The Republic of Angola is a country located in Southern Africa that borders the Democratic Republic of Congo, Namibia, Zambia, and the Atlantic Ocean. Angola is the seventh largest country in Africa whose capital city is Luanda. The president of Angola is both the head of state and head of government after their constitution abolished the post of the prime minister. The president of Angola has all the executive authority as well as an extent of legislative powers meaning the president of Angola can govern the country by decree. Angola's presidential position dates back to when Angola got its independence in 1975.
Presidents Of Angola Since 1975
Agostinho Neto 1975-1979
Antonio Agostinho Neto was Angola's first president, and he came to power after his then Marxist Popular Movement for the Liberation of Angola won over control of the country from Portugal. He was the president of Angola from 1975 until his death in 1979 after he fought for colonial liberation and independence from 1961 to 1974.
José Eduardo dos Santos From 1979
Jose Eduardo dos Santos was born on August 28, 1942, and was the president of Angola from 1979 to 2017.
João Louenço is the incumbent president of Angola.
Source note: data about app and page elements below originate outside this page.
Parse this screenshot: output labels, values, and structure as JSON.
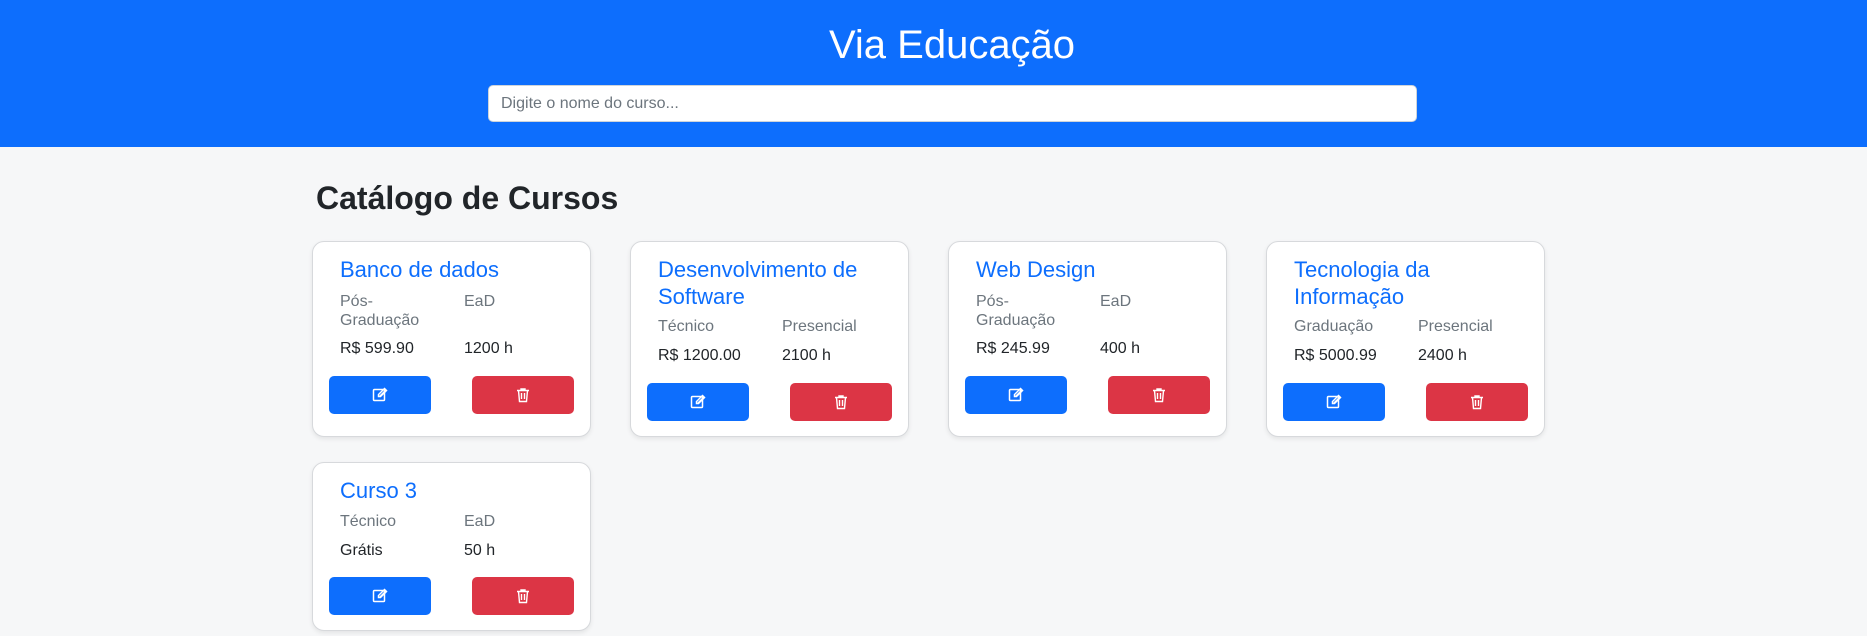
{
  "header": {
    "title": "Via Educação",
    "search_placeholder": "Digite o nome do curso..."
  },
  "main": {
    "heading": "Catálogo de Cursos",
    "courses": [
      {
        "title": "Banco de dados",
        "level": "Pós-Graduação",
        "modality": "EaD",
        "price": "R$ 599.90",
        "hours": "1200 h"
      },
      {
        "title": "Desenvolvimento de Software",
        "level": "Técnico",
        "modality": "Presencial",
        "price": "R$ 1200.00",
        "hours": "2100 h"
      },
      {
        "title": "Web Design",
        "level": "Pós-Graduação",
        "modality": "EaD",
        "price": "R$ 245.99",
        "hours": "400 h"
      },
      {
        "title": "Tecnologia da Informação",
        "level": "Graduação",
        "modality": "Presencial",
        "price": "R$ 5000.99",
        "hours": "2400 h"
      },
      {
        "title": "Curso 3",
        "level": "Técnico",
        "modality": "EaD",
        "price": "Grátis",
        "hours": "50 h"
      }
    ]
  },
  "icons": {
    "edit": "edit-icon",
    "delete": "trash-icon"
  },
  "colors": {
    "primary": "#0d6efd",
    "danger": "#dc3545",
    "background": "#f6f7f8"
  }
}
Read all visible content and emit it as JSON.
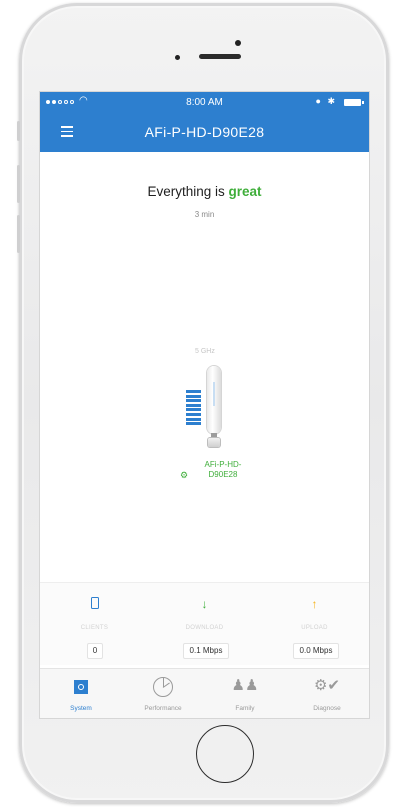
{
  "status_bar": {
    "time": "8:00 AM",
    "icons": "● 8"
  },
  "nav": {
    "title": "AFi-P-HD-D90E28",
    "menu_icon": "hamburger-menu-icon"
  },
  "overview": {
    "headline_prefix": "Everything is ",
    "headline_status": "great",
    "uptime": "3 min",
    "band": "5 GHz",
    "device_label": "AFi-P-HD-D90E28",
    "signal_level": 8,
    "colors": {
      "accent": "#2d7fcf",
      "good": "#3fae3a"
    }
  },
  "stats": [
    {
      "label": "CLIENTS",
      "value": "0",
      "icon": "phone-icon"
    },
    {
      "label": "DOWNLOAD",
      "value": "0.1 Mbps",
      "icon": "down-arrow-icon"
    },
    {
      "label": "UPLOAD",
      "value": "0.0 Mbps",
      "icon": "up-arrow-icon"
    }
  ],
  "tabs": [
    {
      "label": "System",
      "icon": "system-icon",
      "active": true
    },
    {
      "label": "Performance",
      "icon": "performance-icon",
      "active": false
    },
    {
      "label": "Family",
      "icon": "family-icon",
      "active": false
    },
    {
      "label": "Diagnose",
      "icon": "diagnose-icon",
      "active": false
    }
  ]
}
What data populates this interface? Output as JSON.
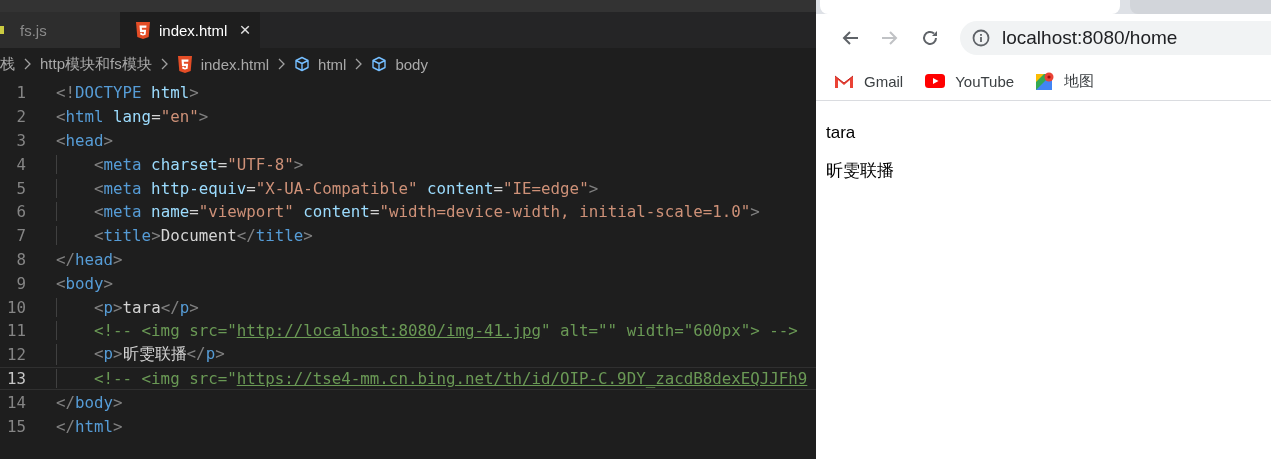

He was born in 1954 in the town of Lobito in Angola. His ruling political party is the People's Movement for the Liberation of Angola.
Political Instability in Angola
Angola has a tumultuous political history. While the country was a Portuguese colony, many of the country's inhabitants once were sold to Brazil as enslaved people. Following this, it plunged into a 14-year guerrilla war. There was also a civil war of main ethnic groups lasting 16 years and finally a peace agreement was reached. The 1991 elections were disputed and renewed conflict was rekindled 18 months later. The civil war in Angola lasted 27 years and peace was reached in 2002. The country has been ravaged with war with numerous landmines plated across the country. Although Angola is an oil rich country, it is one of the poorest countries in the world with a life expectancy of 40 years, the lowest in Africa.